Interesting Facts About Tea

/Interesting Facts About Tea
Interesting Facts About Tea2016-11-16T07:39:12+00:00

Tea trivia

It takes 5Kg of hand selected and picked leaves to make 1Kg of finished tea.

A tea picker can pick approximately 30Kg of leaves per day, while a very good picker can accomplish 40 – 45Kg.

Compared to a mechanical picker however, handpicked tea is by far of greater quality.

‘Green’ Green Tea

In the 18th century, Chinese tea makers thought that their western customers liked their Green Tea to be, well, green.
It was found that when they fired the teas, they added two powders, one yellow and one blue that combined to make the tea leaves much greener.
Unfortunately the powders were not exactly benign to health.
The yellow powder was gypsum, commonly used today to make plasterboard or drywall.
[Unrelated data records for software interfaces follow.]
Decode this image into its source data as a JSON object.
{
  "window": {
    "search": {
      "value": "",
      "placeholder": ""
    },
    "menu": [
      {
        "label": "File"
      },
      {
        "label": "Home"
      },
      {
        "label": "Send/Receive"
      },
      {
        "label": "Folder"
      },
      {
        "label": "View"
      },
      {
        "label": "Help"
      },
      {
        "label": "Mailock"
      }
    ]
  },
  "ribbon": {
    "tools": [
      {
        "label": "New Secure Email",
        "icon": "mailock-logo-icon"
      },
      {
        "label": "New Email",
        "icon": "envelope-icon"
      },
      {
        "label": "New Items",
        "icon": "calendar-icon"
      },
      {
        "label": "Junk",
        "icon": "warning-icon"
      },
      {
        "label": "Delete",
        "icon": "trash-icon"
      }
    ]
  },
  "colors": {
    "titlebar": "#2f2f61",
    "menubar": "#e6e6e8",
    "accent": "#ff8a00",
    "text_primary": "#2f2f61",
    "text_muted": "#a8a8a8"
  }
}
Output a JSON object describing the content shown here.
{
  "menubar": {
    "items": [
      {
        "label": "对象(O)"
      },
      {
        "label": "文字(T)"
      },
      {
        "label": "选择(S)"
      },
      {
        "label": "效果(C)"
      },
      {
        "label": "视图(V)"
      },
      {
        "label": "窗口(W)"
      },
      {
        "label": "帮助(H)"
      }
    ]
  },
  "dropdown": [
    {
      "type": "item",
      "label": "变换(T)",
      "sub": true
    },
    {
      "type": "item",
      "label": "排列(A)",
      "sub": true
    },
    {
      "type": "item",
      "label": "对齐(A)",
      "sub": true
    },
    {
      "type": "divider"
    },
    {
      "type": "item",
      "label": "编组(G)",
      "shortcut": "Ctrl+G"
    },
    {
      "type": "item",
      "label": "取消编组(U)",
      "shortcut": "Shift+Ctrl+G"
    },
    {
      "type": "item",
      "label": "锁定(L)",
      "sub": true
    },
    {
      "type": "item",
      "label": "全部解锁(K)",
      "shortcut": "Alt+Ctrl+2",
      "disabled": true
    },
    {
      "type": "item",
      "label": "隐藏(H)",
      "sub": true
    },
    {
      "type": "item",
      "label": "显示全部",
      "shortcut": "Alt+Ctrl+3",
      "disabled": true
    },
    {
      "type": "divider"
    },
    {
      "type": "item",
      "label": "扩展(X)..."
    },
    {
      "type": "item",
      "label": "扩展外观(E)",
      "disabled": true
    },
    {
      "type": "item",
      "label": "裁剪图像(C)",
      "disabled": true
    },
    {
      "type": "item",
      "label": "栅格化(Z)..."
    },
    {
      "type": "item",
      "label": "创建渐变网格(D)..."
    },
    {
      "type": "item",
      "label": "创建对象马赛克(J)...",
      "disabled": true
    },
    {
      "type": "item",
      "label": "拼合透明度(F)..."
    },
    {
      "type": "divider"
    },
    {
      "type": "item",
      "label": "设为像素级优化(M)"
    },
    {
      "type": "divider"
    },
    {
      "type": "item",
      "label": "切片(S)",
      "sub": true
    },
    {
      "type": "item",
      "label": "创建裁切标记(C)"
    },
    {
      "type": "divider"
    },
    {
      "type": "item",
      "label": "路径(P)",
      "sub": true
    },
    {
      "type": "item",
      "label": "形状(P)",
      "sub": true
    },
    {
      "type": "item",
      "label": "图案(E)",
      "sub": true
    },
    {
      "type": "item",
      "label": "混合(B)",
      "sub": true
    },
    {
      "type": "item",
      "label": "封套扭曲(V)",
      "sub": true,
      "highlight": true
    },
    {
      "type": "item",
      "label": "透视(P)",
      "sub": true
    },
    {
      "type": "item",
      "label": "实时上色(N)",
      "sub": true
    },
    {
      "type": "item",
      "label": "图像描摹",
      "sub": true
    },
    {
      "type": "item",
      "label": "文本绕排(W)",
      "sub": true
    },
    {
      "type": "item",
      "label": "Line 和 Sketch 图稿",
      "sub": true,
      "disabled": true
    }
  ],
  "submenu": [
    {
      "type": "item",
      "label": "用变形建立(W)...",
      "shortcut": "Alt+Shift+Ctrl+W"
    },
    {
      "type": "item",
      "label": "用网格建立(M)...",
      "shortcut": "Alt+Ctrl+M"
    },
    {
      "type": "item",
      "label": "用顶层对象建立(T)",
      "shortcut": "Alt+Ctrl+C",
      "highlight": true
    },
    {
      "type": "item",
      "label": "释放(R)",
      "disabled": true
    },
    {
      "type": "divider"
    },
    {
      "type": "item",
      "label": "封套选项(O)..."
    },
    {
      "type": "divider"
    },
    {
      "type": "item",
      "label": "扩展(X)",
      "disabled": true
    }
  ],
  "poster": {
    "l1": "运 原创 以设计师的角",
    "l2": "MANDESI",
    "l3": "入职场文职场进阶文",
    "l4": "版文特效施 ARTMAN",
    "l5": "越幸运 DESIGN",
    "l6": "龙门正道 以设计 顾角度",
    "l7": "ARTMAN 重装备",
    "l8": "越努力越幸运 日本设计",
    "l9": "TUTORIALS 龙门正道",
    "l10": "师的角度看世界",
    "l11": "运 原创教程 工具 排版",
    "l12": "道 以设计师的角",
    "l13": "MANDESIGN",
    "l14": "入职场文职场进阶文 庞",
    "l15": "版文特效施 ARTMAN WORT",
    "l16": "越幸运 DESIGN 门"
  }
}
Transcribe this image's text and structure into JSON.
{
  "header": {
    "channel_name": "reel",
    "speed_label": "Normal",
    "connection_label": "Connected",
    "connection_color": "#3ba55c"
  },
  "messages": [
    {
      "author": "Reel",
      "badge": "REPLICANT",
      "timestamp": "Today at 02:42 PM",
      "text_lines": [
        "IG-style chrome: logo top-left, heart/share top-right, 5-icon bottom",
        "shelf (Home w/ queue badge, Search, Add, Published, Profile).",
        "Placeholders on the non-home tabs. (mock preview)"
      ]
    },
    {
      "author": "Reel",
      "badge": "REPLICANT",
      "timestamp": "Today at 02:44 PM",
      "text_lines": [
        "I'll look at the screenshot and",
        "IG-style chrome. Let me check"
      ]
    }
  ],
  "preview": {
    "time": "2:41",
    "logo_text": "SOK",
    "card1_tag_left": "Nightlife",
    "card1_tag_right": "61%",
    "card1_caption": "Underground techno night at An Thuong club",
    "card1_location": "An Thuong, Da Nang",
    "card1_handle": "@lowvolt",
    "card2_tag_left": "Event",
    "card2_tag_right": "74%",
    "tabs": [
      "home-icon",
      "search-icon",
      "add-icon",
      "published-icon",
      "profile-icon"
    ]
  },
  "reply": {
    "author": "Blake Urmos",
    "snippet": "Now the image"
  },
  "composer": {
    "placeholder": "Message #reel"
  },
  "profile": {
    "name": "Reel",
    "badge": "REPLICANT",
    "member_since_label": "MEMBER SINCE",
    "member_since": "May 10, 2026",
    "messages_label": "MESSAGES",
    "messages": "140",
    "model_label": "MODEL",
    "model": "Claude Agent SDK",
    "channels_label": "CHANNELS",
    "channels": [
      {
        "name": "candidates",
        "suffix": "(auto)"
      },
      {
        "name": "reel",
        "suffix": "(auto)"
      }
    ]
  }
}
It won’t exactly kill you, but isn’t recommended as part of your daily diet.
The Blue powder was something else entirely.
I has been known as ‘Prussian Blue’, or more chemically as Fe7(CN), otherwise: ferrocyanide.
The last 7 letters of the word describe it rather well, Cyanide!
But have no fear, the practice was stopped 200 years ago, and you can trust our teas to not only be free of cyanide, but of any inorganic chemicals.
Our teas are totally organic.
So, while you digest the knowledge of what our forbears drank, sit down and have a nice cup of tea.
We would suggest a nice Oolong to help get over the shock!

Tea Consumprion

After water tea is the most consumed beverage in the world, above coffee fruit juice and alcohol.

The top 10 tea consumers on an annual basis are as follows:

  • 1. United Arab Emirates – (6.45 Kg/Person)
  • 2. Morocco – (4.34 Kg/Person)
  • 3. Ireland – (3.22 Kg/Person)
  • 4. Mauritania – (3.22 Kg/Person)
  • 5. Turkey – (2.74 Kg/Person)
  • 6. Seychelles – (2.08 Kg/Person)
  • 7. United Kingdom – (1.89 Kg/Person)
  • 8. Kuwait – (1.61 Kg/Person)
  • 9. Qatar – (1.60 Kg/Person)
  • 10. Kazakhstan – (1.54 Kg/Person)

Surprisingly, the greatest producer, China, ranks only 33rd in consumption at 820 g/Person, and the second biggest tea producer, India, consumes only 520 g/Person.

(Information supplied by FAOSTAT, FOOD AND AGRICULTURE ORGANIZATION OF THE UNITED NATIONS)

Scroll down to learn about the word ‘Tea’

The word ‘Tea’

The words for tea come, naturally, from China, the home of tea.

Depending on the part of China where the original tea buyers found this wonderful beverage, their translation of the name would be dependent on the dialect spoken in that area.

Those that shipped their teas from the ancient port city of Amoy, would have pronounced it ‘Te’, from the language spoken in Fujian province.

Those that shipped them from Canton, (now Guangzhou) and Macau (Hong Kong), would pronounce it ‘Cha’
From these two words, all the names for this wonderful comforting drink can be found.

The Latin scientific name for tea, ‘thea’ comes from the former, but the name ‘te’ is probably the lesser base of the word used to describe it in different languages today.

More languages use the base word ‘Cha’, than ‘Te’.

Obviously in English, we use the word ‘tea’, but some other, more unusual derivations are:

Base word ‘Te’ Base word ‘Cha’
Thenee (Tamil) Tsa (Cebuano)
Thenee (Tamil) Sah (Assamese)
Teja (Latvian) Saa (lao)
Teh (Indonesian) Tsai (Greece)
Tae (Khmer) Chaay (Tlingit)
Enteh (Sudanese) Tenneru (Telugu)
Ceai (Romanian)
Caj (Croation)

But it doesn’t matter what we call it, it is still the most appreciated beverage on the planet.

Boil the kettle, make your tea, and sit back and enjoy, knowing that humankind has appreciated
your favourite beverage the same as you are doing now, for centuries.